Work to be completed: Search the records that follow and extract every line containing the string "icon".

Collection entries
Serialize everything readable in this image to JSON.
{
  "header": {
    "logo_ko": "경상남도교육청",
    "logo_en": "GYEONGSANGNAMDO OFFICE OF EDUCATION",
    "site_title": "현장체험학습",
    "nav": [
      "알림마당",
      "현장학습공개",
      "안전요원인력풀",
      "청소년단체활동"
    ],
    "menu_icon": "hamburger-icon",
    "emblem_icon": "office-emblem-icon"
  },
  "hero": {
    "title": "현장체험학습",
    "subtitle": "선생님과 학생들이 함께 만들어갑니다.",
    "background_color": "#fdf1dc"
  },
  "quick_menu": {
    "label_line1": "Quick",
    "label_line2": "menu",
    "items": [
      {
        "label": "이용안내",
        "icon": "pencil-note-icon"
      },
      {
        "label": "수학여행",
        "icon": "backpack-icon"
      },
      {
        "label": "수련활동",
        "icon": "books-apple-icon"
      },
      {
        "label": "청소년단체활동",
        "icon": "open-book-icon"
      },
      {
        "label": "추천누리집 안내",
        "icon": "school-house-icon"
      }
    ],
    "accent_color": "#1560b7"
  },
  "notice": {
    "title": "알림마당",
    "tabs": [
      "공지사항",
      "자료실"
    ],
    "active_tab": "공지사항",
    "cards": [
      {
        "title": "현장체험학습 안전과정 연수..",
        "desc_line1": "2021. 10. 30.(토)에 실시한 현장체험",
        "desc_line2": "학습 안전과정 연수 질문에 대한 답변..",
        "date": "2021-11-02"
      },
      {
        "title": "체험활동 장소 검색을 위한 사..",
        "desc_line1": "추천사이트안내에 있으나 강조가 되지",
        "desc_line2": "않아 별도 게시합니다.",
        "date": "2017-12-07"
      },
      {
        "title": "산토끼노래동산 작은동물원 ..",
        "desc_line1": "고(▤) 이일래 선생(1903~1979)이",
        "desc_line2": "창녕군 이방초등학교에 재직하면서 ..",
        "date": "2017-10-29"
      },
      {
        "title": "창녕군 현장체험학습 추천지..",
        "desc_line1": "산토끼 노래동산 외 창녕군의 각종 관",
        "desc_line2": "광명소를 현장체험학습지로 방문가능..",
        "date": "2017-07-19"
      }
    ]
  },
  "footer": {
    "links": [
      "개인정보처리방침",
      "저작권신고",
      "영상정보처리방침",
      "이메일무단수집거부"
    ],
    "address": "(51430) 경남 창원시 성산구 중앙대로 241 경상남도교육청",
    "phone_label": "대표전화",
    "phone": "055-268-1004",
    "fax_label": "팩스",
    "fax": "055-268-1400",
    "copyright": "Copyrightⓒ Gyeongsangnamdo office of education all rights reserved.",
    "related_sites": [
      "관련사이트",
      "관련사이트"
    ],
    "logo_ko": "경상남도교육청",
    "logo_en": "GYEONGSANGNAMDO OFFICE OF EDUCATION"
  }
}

Response to the exercise:
    "menu_icon": "hamburger-icon",
    "emblem_icon": "office-emblem-icon"
        "icon": "pencil-note-icon"
        "icon": "backpack-icon"
        "icon": "books-apple-icon"
        "icon": "open-book-icon"
        "icon": "school-house-icon"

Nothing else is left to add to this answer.